But there were advantages to appearing in the talent show, too.
“The things that I’ve done since I left X Factor are just what dreams are made of,” she admitted.
“There’s no way on this earth that I would’ve ended up as a leading lady in the West End if it hadn’t been for X Factor.
“Simon Cowell, whether you love him or hate him, does give people that opportunity,” she acknowledged.
“There have only been two people in my career who have given me that kind of opportunity – one was Simon Cowell and the other is Bill Kenwright and I thank them from the bottom of my heart.”
Such is the dramatic power and cultural impact of Blood Brothers that Niki is just one in a long line of illustrious leading ladies who have relished the challenge of donning the care-worn smile and crossover pinny to play Mrs Johnstone.
These include Barbara Dickson (who originated the role), Kiki Dee, Stephanie Lawrence, Petula Clark, Carole King and four different Nolan sisters – Bernie, Linda, Denise and Maureen.
Many of them have also reprised the role several times over the years.
This comes as no surprise to Niki.
“Mrs Johnstone is such a fantastic, strong character.
"Once you’ve played her she never leaves you, she’s always with you.”
Playing one of the most memorable roles in musical theatre has fuelled Niki’s ambition to try her hand at some others.
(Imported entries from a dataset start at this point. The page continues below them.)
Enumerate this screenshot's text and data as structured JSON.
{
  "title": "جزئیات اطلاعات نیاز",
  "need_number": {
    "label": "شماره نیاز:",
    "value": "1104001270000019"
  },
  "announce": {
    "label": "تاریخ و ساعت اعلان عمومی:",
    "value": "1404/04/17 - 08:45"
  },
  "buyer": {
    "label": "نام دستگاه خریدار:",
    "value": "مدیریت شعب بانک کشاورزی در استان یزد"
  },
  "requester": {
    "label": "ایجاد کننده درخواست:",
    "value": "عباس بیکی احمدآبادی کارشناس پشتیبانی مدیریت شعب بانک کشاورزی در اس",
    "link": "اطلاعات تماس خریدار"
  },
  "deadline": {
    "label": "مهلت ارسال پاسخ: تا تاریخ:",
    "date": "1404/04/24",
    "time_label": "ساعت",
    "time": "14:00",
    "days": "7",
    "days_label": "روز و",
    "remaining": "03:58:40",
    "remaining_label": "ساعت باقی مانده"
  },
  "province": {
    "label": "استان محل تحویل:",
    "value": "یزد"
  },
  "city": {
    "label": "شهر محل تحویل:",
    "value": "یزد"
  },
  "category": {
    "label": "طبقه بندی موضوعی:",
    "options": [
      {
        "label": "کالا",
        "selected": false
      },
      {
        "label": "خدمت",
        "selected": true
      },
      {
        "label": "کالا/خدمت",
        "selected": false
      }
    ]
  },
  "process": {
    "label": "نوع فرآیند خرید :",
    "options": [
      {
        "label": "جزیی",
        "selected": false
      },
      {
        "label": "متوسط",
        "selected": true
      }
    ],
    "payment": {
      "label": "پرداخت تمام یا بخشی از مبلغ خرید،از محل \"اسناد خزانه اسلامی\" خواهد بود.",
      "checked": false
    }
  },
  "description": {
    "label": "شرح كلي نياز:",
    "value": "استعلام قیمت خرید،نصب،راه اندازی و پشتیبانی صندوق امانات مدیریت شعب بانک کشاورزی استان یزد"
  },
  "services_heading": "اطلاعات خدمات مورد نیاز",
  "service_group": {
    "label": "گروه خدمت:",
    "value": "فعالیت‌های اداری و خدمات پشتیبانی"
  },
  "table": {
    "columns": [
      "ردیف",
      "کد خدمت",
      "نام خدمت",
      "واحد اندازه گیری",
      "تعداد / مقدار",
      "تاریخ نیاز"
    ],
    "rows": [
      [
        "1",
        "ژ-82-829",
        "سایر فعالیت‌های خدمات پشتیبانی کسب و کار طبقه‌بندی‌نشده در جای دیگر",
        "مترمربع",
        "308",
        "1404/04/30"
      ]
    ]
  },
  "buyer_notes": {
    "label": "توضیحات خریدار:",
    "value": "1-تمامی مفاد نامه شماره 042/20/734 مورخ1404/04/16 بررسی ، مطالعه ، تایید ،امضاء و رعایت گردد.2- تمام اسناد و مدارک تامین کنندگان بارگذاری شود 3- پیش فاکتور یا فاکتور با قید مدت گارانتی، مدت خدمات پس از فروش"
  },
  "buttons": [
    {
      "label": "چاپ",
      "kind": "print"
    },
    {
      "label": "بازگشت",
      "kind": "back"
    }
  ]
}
“There are loads of roles that I’d love to have a go at,” she enthused.
“The Killer Queen in We Will Rock You, Donna in Mamma Mia! And The Lady of the Lake in Spamalot.”
Nevertheless, she harbours no desires to return to the bright lights of London and the West End.
“I don’t really like London and I’m not a West End Wendy. I’m not a diva, I’m a working-class mum – and proud of it as well.”
For the present time, though, Niki is completely committed to Blood Brothers, in which she is contracted until the end of April.
Her passion is being rewarded with rave reviews from the critics, too, who are praising her ‘standout performance’ and ‘exceptionally emotional vocal delivery that reaches even the farthest corners of the auditorium’.
Niki’s response was characteristically modest and matter-of-fact.
“Like I said, I want the audience to go away feeling like I did when I saw Lyn Paul do it.”